_Work item_.
Character for character, give back every line below.

_Data section_.
========

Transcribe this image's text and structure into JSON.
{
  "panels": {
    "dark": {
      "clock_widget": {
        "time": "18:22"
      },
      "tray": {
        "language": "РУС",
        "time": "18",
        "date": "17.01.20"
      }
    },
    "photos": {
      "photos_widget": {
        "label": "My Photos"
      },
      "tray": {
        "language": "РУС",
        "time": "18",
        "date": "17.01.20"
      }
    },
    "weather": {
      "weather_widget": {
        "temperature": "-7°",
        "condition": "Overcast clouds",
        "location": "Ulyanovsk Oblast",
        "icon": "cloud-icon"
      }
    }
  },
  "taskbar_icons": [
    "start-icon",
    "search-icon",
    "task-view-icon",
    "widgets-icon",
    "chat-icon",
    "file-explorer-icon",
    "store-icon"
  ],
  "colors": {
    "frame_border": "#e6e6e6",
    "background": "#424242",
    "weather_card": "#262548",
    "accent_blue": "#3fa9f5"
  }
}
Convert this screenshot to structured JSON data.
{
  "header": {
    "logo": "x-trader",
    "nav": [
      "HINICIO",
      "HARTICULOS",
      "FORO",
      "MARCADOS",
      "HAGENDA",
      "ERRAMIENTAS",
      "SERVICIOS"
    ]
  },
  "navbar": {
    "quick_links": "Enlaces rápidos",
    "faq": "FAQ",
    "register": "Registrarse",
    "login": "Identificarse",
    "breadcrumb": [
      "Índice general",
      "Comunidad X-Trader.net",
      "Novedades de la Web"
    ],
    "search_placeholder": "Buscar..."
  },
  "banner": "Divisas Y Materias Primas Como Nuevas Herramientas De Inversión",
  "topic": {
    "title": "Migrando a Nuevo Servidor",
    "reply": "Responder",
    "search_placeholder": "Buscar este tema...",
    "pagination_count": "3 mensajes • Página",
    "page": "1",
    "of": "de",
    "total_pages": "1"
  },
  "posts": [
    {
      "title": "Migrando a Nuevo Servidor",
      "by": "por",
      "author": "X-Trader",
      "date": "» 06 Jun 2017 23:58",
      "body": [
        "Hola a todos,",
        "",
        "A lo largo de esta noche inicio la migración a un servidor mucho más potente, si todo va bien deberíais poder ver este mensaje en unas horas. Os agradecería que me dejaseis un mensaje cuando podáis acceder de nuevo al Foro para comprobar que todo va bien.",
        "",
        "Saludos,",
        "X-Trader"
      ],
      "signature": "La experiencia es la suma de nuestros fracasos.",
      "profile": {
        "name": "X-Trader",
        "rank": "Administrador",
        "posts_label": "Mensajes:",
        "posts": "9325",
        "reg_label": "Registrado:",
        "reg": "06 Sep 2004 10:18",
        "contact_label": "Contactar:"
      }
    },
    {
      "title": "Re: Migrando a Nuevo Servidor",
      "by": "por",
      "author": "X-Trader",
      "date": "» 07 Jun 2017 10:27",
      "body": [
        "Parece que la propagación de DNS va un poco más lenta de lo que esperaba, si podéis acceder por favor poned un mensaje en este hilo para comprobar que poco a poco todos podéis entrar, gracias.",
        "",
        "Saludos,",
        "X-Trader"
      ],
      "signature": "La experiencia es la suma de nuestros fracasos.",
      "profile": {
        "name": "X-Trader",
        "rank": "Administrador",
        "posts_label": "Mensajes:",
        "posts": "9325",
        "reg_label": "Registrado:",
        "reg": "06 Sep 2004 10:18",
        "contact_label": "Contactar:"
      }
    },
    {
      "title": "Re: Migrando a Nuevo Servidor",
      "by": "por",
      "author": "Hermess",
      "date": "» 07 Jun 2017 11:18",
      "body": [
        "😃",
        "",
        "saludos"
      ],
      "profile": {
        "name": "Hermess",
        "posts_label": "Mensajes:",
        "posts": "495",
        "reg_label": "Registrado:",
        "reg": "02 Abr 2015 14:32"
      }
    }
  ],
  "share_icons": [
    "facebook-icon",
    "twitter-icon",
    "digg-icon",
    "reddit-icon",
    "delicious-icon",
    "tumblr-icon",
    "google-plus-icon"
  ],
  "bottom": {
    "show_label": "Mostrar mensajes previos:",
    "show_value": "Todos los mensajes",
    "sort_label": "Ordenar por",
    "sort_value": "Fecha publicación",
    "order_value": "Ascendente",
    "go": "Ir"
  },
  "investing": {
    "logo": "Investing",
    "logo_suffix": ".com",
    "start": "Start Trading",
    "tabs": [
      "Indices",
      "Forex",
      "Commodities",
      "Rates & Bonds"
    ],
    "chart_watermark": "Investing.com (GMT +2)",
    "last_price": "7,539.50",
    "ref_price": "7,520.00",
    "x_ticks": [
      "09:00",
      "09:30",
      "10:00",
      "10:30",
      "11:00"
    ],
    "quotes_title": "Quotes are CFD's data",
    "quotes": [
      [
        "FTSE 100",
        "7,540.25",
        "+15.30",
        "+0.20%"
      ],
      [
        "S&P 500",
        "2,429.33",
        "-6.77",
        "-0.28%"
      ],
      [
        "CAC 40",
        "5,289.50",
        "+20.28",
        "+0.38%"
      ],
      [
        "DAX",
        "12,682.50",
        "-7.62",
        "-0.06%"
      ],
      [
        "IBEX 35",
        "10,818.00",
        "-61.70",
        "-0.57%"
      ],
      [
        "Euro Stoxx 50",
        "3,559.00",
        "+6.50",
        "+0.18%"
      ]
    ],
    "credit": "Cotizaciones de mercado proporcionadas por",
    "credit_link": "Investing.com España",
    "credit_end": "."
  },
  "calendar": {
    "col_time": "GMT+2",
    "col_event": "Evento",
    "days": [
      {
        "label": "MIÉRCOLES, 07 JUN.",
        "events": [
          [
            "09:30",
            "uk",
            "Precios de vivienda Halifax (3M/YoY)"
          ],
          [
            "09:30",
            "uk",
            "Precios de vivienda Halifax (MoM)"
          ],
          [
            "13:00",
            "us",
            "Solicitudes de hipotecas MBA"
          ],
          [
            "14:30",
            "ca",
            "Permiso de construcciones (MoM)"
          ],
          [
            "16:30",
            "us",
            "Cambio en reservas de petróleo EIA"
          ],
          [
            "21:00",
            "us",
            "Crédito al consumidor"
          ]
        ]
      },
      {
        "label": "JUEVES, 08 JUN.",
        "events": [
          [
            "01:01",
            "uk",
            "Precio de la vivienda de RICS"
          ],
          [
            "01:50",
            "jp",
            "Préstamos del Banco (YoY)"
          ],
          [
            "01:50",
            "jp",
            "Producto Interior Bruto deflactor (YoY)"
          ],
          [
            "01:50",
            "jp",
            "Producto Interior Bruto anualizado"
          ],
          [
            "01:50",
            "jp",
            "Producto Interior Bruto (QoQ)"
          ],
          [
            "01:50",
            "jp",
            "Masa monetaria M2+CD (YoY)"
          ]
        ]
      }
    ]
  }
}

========

_Result_.
Transcribe this image's text and structure into JSON.
{
  "panels": {
    "dark": {
      "clock_widget": {
        "time": "18:22"
      },
      "tray": {
        "language": "РУС",
        "time": "18",
        "date": "17.01.20"
      }
    },
    "photos": {
      "photos_widget": {
        "label": "My Photos"
      },
      "tray": {
        "language": "РУС",
        "time": "18",
        "date": "17.01.20"
      }
    },
    "weather": {
      "weather_widget": {
        "temperature": "-7°",
        "condition": "Overcast clouds",
        "location": "Ulyanovsk Oblast",
        "icon": "cloud-icon"
      }
    }
  },
  "taskbar_icons": [
    "start-icon",
    "search-icon",
    "task-view-icon",
    "widgets-icon",
    "chat-icon",
    "file-explorer-icon",
    "store-icon"
  ],
  "colors": {
    "frame_border": "#e6e6e6",
    "background": "#424242",
    "weather_card": "#262548",
    "accent_blue": "#3fa9f5"
  }
}
Convert this screenshot to structured JSON data.
{
  "header": {
    "logo": "x-trader",
    "nav": [
      "HINICIO",
      "HARTICULOS",
      "FORO",
      "MARCADOS",
      "HAGENDA",
      "ERRAMIENTAS",
      "SERVICIOS"
    ]
  },
  "navbar": {
    "quick_links": "Enlaces rápidos",
    "faq": "FAQ",
    "register": "Registrarse",
    "login": "Identificarse",
    "breadcrumb": [
      "Índice general",
      "Comunidad X-Trader.net",
      "Novedades de la Web"
    ],
    "search_placeholder": "Buscar..."
  },
  "banner": "Divisas Y Materias Primas Como Nuevas Herramientas De Inversión",
  "topic": {
    "title": "Migrando a Nuevo Servidor",
    "reply": "Responder",
    "search_placeholder": "Buscar este tema...",
    "pagination_count": "3 mensajes • Página",
    "page": "1",
    "of": "de",
    "total_pages": "1"
  },
  "posts": [
    {
      "title": "Migrando a Nuevo Servidor",
      "by": "por",
      "author": "X-Trader",
      "date": "» 06 Jun 2017 23:58",
      "body": [
        "Hola a todos,",
        "",
        "A lo largo de esta noche inicio la migración a un servidor mucho más potente, si todo va bien deberíais poder ver este mensaje en unas horas. Os agradecería que me dejaseis un mensaje cuando podáis acceder de nuevo al Foro para comprobar que todo va bien.",
        "",
        "Saludos,",
        "X-Trader"
      ],
      "signature": "La experiencia es la suma de nuestros fracasos.",
      "profile": {
        "name": "X-Trader",
        "rank": "Administrador",
        "posts_label": "Mensajes:",
        "posts": "9325",
        "reg_label": "Registrado:",
        "reg": "06 Sep 2004 10:18",
        "contact_label": "Contactar:"
      }
    },
    {
      "title": "Re: Migrando a Nuevo Servidor",
      "by": "por",
      "author": "X-Trader",
      "date": "» 07 Jun 2017 10:27",
      "body": [
        "Parece que la propagación de DNS va un poco más lenta de lo que esperaba, si podéis acceder por favor poned un mensaje en este hilo para comprobar que poco a poco todos podéis entrar, gracias.",
        "",
        "Saludos,",
        "X-Trader"
      ],
      "signature": "La experiencia es la suma de nuestros fracasos.",
      "profile": {
        "name": "X-Trader",
        "rank": "Administrador",
        "posts_label": "Mensajes:",
        "posts": "9325",
        "reg_label": "Registrado:",
        "reg": "06 Sep 2004 10:18",
        "contact_label": "Contactar:"
      }
    },
    {
      "title": "Re: Migrando a Nuevo Servidor",
      "by": "por",
      "author": "Hermess",
      "date": "» 07 Jun 2017 11:18",
      "body": [
        "😃",
        "",
        "saludos"
      ],
      "profile": {
        "name": "Hermess",
        "posts_label": "Mensajes:",
        "posts": "495",
        "reg_label": "Registrado:",
        "reg": "02 Abr 2015 14:32"
      }
    }
  ],
  "share_icons": [
    "facebook-icon",
    "twitter-icon",
    "digg-icon",
    "reddit-icon",
    "delicious-icon",
    "tumblr-icon",
    "google-plus-icon"
  ],
  "bottom": {
    "show_label": "Mostrar mensajes previos:",
    "show_value": "Todos los mensajes",
    "sort_label": "Ordenar por",
    "sort_value": "Fecha publicación",
    "order_value": "Ascendente",
    "go": "Ir"
  },
  "investing": {
    "logo": "Investing",
    "logo_suffix": ".com",
    "start": "Start Trading",
    "tabs": [
      "Indices",
      "Forex",
      "Commodities",
      "Rates & Bonds"
    ],
    "chart_watermark": "Investing.com (GMT +2)",
    "last_price": "7,539.50",
    "ref_price": "7,520.00",
    "x_ticks": [
      "09:00",
      "09:30",
      "10:00",
      "10:30",
      "11:00"
    ],
    "quotes_title": "Quotes are CFD's data",
    "quotes": [
      [
        "FTSE 100",
        "7,540.25",
        "+15.30",
        "+0.20%"
      ],
      [
        "S&P 500",
        "2,429.33",
        "-6.77",
        "-0.28%"
      ],
      [
        "CAC 40",
        "5,289.50",
        "+20.28",
        "+0.38%"
      ],
      [
        "DAX",
        "12,682.50",
        "-7.62",
        "-0.06%"
      ],
      [
        "IBEX 35",
        "10,818.00",
        "-61.70",
        "-0.57%"
      ],
      [
        "Euro Stoxx 50",
        "3,559.00",
        "+6.50",
        "+0.18%"
      ]
    ],
    "credit": "Cotizaciones de mercado proporcionadas por",
    "credit_link": "Investing.com España",
    "credit_end": "."
  },
  "calendar": {
    "col_time": "GMT+2",
    "col_event": "Evento",
    "days": [
      {
        "label": "MIÉRCOLES, 07 JUN.",
        "events": [
          [
            "09:30",
            "uk",
            "Precios de vivienda Halifax (3M/YoY)"
          ],
          [
            "09:30",
            "uk",
            "Precios de vivienda Halifax (MoM)"
          ],
          [
            "13:00",
            "us",
            "Solicitudes de hipotecas MBA"
          ],
          [
            "14:30",
            "ca",
            "Permiso de construcciones (MoM)"
          ],
          [
            "16:30",
            "us",
            "Cambio en reservas de petróleo EIA"
          ],
          [
            "21:00",
            "us",
            "Crédito al consumidor"
          ]
        ]
      },
      {
        "label": "JUEVES, 08 JUN.",
        "events": [
          [
            "01:01",
            "uk",
            "Precio de la vivienda de RICS"
          ],
          [
            "01:50",
            "jp",
            "Préstamos del Banco (YoY)"
          ],
          [
            "01:50",
            "jp",
            "Producto Interior Bruto deflactor (YoY)"
          ],
          [
            "01:50",
            "jp",
            "Producto Interior Bruto anualizado"
          ],
          [
            "01:50",
            "jp",
            "Producto Interior Bruto (QoQ)"
          ],
          [
            "01:50",
            "jp",
            "Masa monetaria M2+CD (YoY)"
          ]
        ]
      }
    ]
  }
}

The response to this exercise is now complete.